EXERCISE DESCRIPTION: Consider the material that follows. How many of its lines contain "replies"? Reply with the number alone.
** Opening INFORMATION GIVEN block **
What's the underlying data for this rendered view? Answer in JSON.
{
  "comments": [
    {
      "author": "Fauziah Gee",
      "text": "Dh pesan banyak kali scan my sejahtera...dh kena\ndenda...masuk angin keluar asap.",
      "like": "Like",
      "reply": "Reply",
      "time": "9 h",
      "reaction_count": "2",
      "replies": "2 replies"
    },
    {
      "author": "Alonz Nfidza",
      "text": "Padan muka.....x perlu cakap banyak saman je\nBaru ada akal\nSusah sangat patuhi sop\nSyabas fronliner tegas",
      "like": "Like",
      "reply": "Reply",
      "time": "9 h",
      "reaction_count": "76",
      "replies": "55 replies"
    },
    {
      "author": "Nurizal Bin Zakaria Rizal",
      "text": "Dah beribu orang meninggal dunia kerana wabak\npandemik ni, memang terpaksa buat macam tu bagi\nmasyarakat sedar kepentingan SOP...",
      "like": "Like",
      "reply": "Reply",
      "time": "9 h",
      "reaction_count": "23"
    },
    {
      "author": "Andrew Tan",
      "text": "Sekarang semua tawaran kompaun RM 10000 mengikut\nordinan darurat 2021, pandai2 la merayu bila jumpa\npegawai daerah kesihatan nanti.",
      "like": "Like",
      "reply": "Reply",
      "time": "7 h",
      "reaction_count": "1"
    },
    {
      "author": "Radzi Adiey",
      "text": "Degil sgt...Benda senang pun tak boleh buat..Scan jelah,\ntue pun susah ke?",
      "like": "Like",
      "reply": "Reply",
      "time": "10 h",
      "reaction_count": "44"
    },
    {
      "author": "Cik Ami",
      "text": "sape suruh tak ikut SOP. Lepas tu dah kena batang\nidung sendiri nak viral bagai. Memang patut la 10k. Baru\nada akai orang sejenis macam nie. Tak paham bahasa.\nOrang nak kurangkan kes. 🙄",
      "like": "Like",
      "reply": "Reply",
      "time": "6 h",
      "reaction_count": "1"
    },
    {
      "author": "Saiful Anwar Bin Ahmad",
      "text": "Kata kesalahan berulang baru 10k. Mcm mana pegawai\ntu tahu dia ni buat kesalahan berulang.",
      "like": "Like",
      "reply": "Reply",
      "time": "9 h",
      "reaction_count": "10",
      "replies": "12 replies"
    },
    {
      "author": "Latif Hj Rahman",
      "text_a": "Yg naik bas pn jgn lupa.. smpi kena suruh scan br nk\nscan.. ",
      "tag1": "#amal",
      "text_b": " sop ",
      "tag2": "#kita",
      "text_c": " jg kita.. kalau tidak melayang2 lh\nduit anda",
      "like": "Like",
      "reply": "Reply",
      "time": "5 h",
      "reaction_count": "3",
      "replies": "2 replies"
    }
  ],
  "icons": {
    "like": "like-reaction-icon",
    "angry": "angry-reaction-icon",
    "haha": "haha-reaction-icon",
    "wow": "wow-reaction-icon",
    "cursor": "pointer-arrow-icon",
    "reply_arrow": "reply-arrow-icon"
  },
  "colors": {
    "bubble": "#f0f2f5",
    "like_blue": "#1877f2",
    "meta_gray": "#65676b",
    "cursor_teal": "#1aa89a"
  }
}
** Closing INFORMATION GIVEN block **
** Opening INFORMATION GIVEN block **
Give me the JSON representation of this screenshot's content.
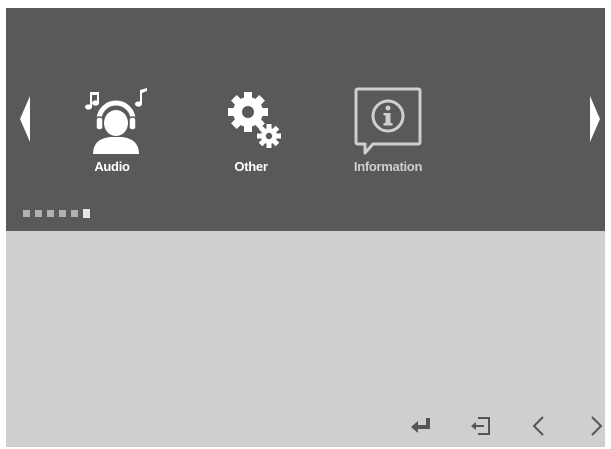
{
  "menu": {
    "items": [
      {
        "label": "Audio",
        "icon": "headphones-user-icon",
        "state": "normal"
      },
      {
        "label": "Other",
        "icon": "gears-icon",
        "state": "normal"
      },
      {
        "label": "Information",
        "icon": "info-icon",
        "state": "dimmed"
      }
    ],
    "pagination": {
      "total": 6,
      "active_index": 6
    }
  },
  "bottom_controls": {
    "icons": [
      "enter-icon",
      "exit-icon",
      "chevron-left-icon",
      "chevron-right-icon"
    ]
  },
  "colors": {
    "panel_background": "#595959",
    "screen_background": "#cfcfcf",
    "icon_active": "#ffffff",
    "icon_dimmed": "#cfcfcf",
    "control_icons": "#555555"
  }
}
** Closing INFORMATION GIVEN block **
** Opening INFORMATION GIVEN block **
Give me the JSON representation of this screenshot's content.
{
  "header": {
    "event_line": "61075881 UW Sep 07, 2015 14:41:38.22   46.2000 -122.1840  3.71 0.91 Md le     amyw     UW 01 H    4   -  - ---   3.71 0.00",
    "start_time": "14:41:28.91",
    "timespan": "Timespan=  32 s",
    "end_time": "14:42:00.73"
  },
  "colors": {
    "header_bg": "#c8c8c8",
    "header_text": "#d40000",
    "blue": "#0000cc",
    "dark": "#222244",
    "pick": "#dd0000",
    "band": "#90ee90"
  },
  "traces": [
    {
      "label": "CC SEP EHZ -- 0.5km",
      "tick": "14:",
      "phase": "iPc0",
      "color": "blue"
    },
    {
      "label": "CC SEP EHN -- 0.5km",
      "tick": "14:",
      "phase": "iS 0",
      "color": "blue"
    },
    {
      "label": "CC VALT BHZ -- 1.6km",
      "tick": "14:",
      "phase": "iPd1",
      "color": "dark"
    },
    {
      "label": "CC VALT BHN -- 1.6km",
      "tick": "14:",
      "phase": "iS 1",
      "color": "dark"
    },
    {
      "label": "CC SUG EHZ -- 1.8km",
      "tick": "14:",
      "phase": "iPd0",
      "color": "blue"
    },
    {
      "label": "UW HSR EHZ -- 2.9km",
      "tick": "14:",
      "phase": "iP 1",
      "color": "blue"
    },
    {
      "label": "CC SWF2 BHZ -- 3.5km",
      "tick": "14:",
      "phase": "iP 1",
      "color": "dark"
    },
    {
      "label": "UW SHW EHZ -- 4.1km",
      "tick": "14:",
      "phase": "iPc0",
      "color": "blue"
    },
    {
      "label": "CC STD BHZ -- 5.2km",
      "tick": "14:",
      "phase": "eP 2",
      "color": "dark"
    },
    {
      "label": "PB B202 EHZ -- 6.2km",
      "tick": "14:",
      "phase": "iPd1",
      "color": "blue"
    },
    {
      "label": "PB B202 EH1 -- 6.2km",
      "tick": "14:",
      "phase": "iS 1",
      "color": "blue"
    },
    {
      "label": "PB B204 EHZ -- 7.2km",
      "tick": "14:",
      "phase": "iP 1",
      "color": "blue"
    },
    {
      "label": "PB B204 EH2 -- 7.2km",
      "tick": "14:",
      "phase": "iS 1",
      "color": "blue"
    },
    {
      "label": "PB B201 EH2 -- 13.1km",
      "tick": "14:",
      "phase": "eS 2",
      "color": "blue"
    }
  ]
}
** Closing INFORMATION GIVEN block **
OUTPUT FOR THIS EXERCISE: 4